Obesity is a big health issue, so why aren't more doctors prepared to deal with it? One reason has to do with the licensing exams doctors must take. They ask few questions that even mention obesity, according to a new study, and those that do rarely ask about ways to treat or prevent it.So it's not surprising that when doctors first start seeing patients who are obese, they have little information to go on to help them.
Researchers looked at over 800 questions from recent The United States Medical Licensing Examinations (USMLE) to see how many contained obesity-related keywords, such as BMI or weight loss. The USMLE is a three-stage exam that medical students and first-year resident doctors must pass in order to obtain their license.

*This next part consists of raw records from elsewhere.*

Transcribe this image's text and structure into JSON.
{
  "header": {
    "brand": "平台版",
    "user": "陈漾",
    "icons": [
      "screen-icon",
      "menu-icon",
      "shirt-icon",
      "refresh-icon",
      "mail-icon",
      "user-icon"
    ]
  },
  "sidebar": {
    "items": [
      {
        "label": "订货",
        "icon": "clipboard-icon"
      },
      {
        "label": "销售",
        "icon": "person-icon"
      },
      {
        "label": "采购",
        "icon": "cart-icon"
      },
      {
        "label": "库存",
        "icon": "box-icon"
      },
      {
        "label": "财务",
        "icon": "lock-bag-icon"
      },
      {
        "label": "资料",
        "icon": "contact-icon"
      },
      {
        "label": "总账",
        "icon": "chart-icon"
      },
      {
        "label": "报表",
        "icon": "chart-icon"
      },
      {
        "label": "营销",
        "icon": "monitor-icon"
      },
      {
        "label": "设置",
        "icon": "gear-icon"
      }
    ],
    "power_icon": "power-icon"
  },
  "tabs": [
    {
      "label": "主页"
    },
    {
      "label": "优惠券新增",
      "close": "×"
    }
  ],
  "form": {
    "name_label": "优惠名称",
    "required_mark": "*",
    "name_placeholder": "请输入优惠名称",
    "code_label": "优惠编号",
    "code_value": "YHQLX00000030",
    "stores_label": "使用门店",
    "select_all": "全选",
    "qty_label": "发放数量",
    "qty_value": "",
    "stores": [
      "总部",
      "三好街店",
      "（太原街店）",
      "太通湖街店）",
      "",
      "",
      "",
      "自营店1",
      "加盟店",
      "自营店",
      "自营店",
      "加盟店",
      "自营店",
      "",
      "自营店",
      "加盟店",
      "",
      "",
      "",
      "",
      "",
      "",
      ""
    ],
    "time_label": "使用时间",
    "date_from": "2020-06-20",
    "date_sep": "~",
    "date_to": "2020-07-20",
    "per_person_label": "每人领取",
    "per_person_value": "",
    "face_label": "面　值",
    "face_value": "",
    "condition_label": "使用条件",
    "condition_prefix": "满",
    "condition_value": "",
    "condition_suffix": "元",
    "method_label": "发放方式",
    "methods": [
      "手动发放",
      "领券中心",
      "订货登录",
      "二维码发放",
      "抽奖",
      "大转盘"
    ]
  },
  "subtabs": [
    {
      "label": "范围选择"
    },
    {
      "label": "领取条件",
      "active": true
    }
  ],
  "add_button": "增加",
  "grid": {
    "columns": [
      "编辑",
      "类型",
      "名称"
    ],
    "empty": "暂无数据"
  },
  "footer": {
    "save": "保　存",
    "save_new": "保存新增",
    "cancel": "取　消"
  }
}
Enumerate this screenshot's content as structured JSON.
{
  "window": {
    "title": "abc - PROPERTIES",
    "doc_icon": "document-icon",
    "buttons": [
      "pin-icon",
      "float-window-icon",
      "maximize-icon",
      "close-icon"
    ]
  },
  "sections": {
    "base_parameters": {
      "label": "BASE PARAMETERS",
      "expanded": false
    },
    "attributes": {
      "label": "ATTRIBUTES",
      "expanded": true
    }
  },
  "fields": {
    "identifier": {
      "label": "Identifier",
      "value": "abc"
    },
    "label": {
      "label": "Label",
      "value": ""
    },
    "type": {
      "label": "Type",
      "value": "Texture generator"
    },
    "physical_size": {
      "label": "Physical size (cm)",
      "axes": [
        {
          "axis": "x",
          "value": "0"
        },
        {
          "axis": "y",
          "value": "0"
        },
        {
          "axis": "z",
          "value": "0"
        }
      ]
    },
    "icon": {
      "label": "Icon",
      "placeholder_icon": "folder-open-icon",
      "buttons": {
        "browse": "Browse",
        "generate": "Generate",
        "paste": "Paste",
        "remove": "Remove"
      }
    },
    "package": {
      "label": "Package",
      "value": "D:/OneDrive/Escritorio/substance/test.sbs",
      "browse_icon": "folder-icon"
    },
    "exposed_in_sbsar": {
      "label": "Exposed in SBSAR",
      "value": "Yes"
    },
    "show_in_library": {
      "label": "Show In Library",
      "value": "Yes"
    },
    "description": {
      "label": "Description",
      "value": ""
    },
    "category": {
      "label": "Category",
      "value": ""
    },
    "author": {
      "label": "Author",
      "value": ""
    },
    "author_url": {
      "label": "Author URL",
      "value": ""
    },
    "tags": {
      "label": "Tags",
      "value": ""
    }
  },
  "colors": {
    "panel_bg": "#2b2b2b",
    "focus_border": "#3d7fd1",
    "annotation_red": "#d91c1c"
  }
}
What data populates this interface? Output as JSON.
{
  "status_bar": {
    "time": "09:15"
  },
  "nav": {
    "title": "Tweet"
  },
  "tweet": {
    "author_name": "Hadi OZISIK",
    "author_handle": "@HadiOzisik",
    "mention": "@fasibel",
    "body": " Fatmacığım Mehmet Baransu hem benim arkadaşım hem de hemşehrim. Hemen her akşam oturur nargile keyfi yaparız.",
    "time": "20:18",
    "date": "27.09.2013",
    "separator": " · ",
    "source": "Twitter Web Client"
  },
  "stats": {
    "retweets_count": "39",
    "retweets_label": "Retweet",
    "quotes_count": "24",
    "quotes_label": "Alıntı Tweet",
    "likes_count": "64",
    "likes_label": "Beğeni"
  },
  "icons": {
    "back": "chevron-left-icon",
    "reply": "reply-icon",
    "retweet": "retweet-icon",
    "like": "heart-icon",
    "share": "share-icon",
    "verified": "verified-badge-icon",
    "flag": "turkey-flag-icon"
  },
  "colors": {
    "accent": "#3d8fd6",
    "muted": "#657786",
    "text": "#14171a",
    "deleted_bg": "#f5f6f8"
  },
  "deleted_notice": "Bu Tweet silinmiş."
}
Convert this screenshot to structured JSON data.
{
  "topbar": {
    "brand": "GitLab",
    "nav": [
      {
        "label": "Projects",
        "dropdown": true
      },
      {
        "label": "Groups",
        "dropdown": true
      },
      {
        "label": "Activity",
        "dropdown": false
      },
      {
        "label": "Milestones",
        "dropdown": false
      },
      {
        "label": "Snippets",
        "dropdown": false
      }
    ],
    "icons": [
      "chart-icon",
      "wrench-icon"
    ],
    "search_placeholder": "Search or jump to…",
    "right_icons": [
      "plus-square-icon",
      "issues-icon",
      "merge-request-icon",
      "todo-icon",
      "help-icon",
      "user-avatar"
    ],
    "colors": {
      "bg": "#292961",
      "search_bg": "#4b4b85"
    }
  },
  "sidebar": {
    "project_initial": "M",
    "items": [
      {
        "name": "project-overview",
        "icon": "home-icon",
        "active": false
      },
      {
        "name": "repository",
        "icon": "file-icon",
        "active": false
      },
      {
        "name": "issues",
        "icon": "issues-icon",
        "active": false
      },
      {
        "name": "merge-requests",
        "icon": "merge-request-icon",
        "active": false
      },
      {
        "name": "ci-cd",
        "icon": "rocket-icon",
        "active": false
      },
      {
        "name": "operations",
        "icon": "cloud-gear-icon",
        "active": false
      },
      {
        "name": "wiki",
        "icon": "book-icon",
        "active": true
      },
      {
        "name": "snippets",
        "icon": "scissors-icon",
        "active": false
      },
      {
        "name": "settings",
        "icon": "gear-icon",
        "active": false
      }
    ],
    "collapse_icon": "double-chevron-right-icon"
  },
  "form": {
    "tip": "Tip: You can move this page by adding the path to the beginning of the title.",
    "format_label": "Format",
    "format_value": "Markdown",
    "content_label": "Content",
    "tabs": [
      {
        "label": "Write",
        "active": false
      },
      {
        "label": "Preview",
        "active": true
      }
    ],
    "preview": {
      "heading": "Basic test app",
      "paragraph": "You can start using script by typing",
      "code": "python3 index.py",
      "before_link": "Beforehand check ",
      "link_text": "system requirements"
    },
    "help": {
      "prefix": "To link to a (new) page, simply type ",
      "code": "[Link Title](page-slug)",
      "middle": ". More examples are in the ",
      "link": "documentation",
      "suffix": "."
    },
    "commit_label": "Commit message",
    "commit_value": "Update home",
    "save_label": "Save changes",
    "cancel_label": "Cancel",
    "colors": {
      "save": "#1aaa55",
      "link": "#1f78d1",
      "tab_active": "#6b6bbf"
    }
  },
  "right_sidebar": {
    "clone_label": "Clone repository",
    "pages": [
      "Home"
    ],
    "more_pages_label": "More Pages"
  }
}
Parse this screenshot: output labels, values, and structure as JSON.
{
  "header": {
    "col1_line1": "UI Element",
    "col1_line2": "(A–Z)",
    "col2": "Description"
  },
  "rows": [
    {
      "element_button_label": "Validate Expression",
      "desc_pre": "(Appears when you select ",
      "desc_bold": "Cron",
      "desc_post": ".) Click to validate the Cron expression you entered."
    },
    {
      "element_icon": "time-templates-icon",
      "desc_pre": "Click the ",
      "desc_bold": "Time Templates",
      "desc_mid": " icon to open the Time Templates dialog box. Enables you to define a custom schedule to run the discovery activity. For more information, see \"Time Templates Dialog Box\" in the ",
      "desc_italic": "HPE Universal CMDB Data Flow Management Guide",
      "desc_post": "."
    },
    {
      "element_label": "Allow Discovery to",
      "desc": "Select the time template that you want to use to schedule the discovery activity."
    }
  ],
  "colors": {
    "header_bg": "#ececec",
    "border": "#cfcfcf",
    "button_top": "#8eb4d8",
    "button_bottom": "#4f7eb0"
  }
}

Most of the questions that did contain these terms (64%) turned out to be false alarms — they were totally unconnected to obesity.
Part of the problem is that obesity doesn't easily fit into the way licensing exams are structured or medicine is organized.
Questions that were obesity-related were often about other medical conditions that obesity makes worse such as diabetes, high blood pressure and sleep apnea. And few of these asked about obesity prevention or treatment.
Part of the problem is that obesity doesn't easily fit into the way the exam is structured or medicine is organized. The exam is divided into questions based on 17 different organ systems. Since obesity affects the entire body and many organs, it's hard to decide where obesity questions should be placed.
Obesity-related questions that did appear were spread among several areas, with the most, about 14%, found in endocrinology (glands and hormones).
“It's a trickle-down effect,” said Robert Kushner, the study's lead author and a professor of medicine at Northwestern University Feinberg School of Medicine. “If it's not being tested, it won't be taught as robustly as it should be.” Even medical school suffers from the problem of teaching to the test.
There are many medical specialties — family medicine, pediatrics, psychiatry, cardiology, etc., but there is no medical specialty for obesity medicine; another reason why so few doctors know how to help obese patients.
Over the past few years the exam has been broadening its question base with more questions on such non-traditional subjects as patient safety and medical ethics. The authors believe that it's time more questions on preventing and treating obesity were included as well.
There are many patients who would benefit. By one estimate, nearly 40% of the adults in the U.S. are obese. There's certainly plenty of territory for medical education and its associated exams to cover — from the role that economic and social factors play in obesity to evidence-based treatment.
The study appears in Teaching and Learning in Medicine and is freely available.